I've got multiple installations of QLab 5 running some Halloween attractions and have had no issues with reliability. And there's some very welcome changes, like Mic cues allowing for separate input and output patches, or the changes to icons for groups operating in different modes. Also having OSC cues that have built in commands for devices are pretty neat. It drastically simplified automating mixing with an X32 rack.A production company turned up to our venue yesterday with version 5. We all gasped and the PM asked why. We said it was only released in the last little while and we were all waiting for a bit until it settles and the bugs are exposed and fixed. Her response was "I guess we will be the test case then"
I went home before the show. I guess it worked

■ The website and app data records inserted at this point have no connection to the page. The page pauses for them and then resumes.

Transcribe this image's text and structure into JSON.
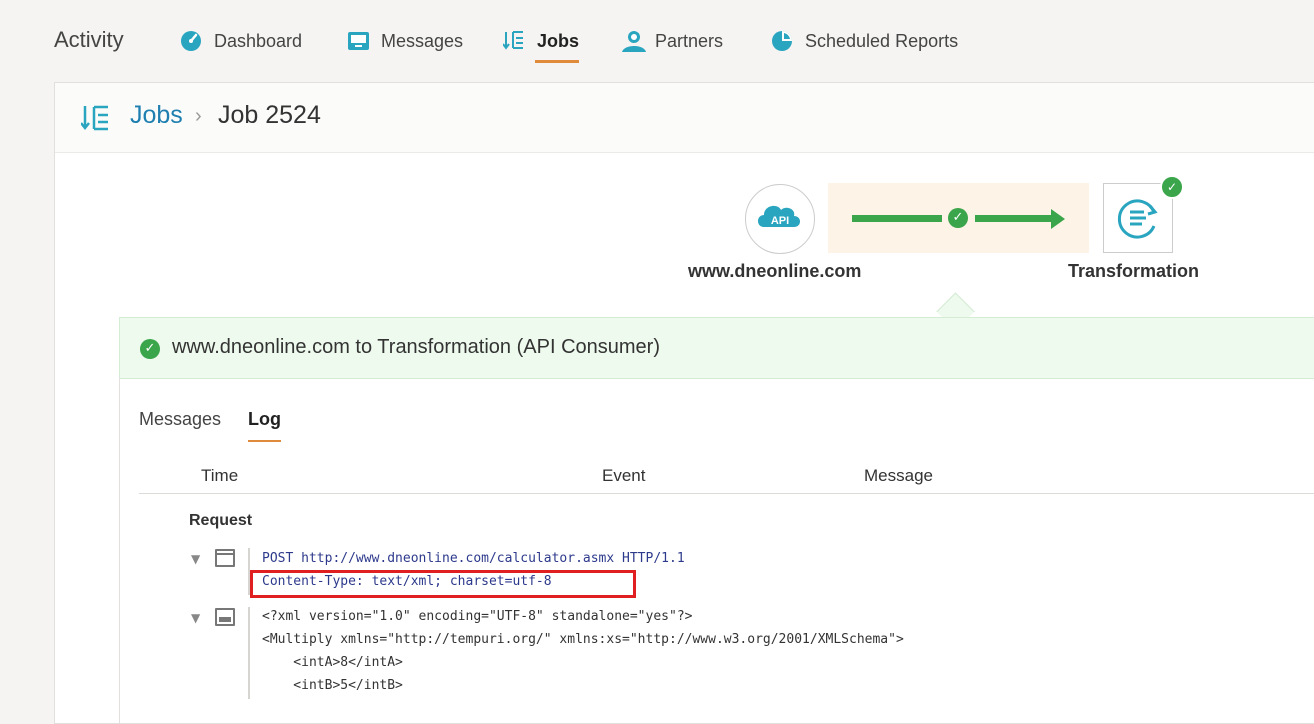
{
  "nav": {
    "brand": "Activity",
    "items": [
      {
        "label": "Dashboard",
        "icon": "gauge-icon",
        "active": false
      },
      {
        "label": "Messages",
        "icon": "inbox-icon",
        "active": false
      },
      {
        "label": "Jobs",
        "icon": "jobs-icon",
        "active": true
      },
      {
        "label": "Partners",
        "icon": "partners-icon",
        "active": false
      },
      {
        "label": "Scheduled Reports",
        "icon": "pie-chart-icon",
        "active": false
      }
    ]
  },
  "breadcrumb": {
    "parent": "Jobs",
    "separator": "›",
    "current": "Job 2524"
  },
  "flow": {
    "source_badge": "API",
    "source_label": "www.dneonline.com",
    "target_label": "Transformation",
    "status": "success"
  },
  "step": {
    "title": "www.dneonline.com to Transformation (API Consumer)"
  },
  "tabs": [
    {
      "label": "Messages",
      "active": false
    },
    {
      "label": "Log",
      "active": true
    }
  ],
  "table": {
    "columns": [
      "Time",
      "Event",
      "Message"
    ],
    "group": "Request",
    "headers_block": {
      "request_line": "POST http://www.dneonline.com/calculator.asmx HTTP/1.1",
      "content_type": "Content-Type: text/xml; charset=utf-8"
    },
    "body_block": {
      "lines": [
        "<?xml version=\"1.0\" encoding=\"UTF-8\" standalone=\"yes\"?>",
        "<Multiply xmlns=\"http://tempuri.org/\" xmlns:xs=\"http://www.w3.org/2001/XMLSchema\">",
        "    <intA>8</intA>",
        "    <intB>5</intB>"
      ]
    }
  },
  "colors": {
    "accent": "#e08a3c",
    "link": "#1e7fb0",
    "success": "#3aa54a",
    "icon_teal": "#2aa5c0",
    "highlight": "#e02020"
  }
}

When you stop supporting 4, I will have to run it barefoot until I can replace the machines. Or stop using it at all. So before then, presumably, I will have to put a permanent license on it instead of renting -- since I assume part of "EOS" is "we won't rent you licenses for it anymore either".... right?
Does Qlab phone home at all with a census of what hardware and OS it's running on?
What percentage of installs, free and licensed, are in the same boat as us?
And those financial constraints go both ways. Building software for a wide range of hardware, in a situation where failure is unacceptable, is expensive and time consuming.[ For some reason, I tend to catch a fair amount of $EXPLETIVE on here for the financial constraints that being part of a state college imposes on me -- yes, I can still say that with a straight face in the same paragraph with "$95K refit of our black box"; sorry, but that -- as Uncle Walter used to say -- is the way it is. ]
I've been a developer since about 1983, I'm not at all uncognizant of that fact.And those financial constraints go both ways. Building software for a wide range of hardware, in a situation where failure is unacceptable, is expensive and time consuming.
You get flack because of the lack of understanding that those constraints go both ways.